Hearing what children are saying

By Jonathan Bartley
February 19, 2009

Psycho-historian Lloyd de Mause has said that the history of childhood is a nightmare from which we are only just awakening.

We are still to fully emerge from our slumber - if the recent report by the Children’s Society is anything to go by.

Last week it was debated in the House of Lords. But all this talk this may be as much a part of the problem as a move toward a solution. Another case of policymakers debating what we should do about or even to our children, rather than allowing children themselves to have a direct say in their own destiny.

Which is ironic. Because the whole point of the Children Society’s latest project was to hear what children were saying. To give them a voice. The report related their experiences and stories - their own accounts of what they thought should happen to them.

The Second chamber of Parliament has a reputation for a membership located at the other end of life’s journey. But children are excluded from participation in many other social institutions too – something that would just not be tolerated on the basis of gender, class, sexual orientation, race or disability.

This paternalistic model aims to variously protect, educate and control children. But an alternative approach is to admit them to full participation in our decision-making structures, acknowledging that they have something important to contribute, just like everyone else.

It’s a crying shame that we don’t do it. Children can often pose the most simple, but also profound and important questions that adults are afraid - or too caught up in the complexities of issues - to ask.

Opponents of course will argue that they aren’t able to concentrate, that they don’t know enough, or that involving them is just impractical. But it’s not a matter of co-opting them into the robust argument of their elders. Rather we need new spaces and mechanisms to empower them speak as children.

They should be allowed to influence the way we interact and debate. Breaking high brow discussions down into terms that are more accessible is a practice from which everyone benefits. It brings accountability with the values of differing positions laid bare for all to see.
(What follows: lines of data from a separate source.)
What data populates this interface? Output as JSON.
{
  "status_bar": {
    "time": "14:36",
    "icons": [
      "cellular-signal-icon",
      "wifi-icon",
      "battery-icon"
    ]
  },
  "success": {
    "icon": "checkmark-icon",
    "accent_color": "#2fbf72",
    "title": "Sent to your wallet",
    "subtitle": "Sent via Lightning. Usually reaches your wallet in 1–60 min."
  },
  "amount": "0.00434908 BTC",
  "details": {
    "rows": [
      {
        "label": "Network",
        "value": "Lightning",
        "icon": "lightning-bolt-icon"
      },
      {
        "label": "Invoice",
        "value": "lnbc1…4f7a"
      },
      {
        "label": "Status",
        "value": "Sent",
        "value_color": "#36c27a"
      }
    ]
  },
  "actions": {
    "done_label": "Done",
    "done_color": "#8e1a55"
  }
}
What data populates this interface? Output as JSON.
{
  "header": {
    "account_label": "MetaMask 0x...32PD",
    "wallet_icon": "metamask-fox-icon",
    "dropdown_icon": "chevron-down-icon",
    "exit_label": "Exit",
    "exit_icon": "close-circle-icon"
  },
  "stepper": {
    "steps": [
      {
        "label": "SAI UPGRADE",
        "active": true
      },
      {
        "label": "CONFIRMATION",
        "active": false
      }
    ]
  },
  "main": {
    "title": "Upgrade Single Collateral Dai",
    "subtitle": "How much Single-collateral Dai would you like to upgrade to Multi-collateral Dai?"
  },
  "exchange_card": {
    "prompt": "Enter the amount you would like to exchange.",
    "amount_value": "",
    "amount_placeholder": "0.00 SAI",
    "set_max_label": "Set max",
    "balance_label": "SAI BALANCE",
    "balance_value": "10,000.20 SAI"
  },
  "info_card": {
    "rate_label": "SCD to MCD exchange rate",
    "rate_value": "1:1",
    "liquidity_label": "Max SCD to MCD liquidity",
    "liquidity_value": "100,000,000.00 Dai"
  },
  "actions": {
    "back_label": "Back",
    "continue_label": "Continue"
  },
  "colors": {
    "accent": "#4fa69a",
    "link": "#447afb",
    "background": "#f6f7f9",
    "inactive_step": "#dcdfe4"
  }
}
It’s time to make our institutions age inclusive. And we could start with the House of Lords. Who knows, the persistent impatience of youth might even be the catalyst we need to finally get a timetable for its long awaited reform.

More on the report, 'A Good Childhood' -


(c) Jonathan Bartley is co-director of Ekklesia. This is one of a series of 'thoughts for the day' published by the Guardian newspaper and website. Jonathan used to broadcast on BBC Radio 4's Thought for the Day slot. But after he suggested, as a Christian, that it would be positive to include non-believers alongside believers in a national slot aimed at spiritual and moral reflection, he was told by the BBC's Religion & Ethics department that they would not be inviting him back.

Although the views expressed in this article do not necessarily represent the views of Ekklesia, the article may reflect Ekklesia's values. If you use Ekklesia's news briefings please consider making a donation to sponsor Ekklesia's work here.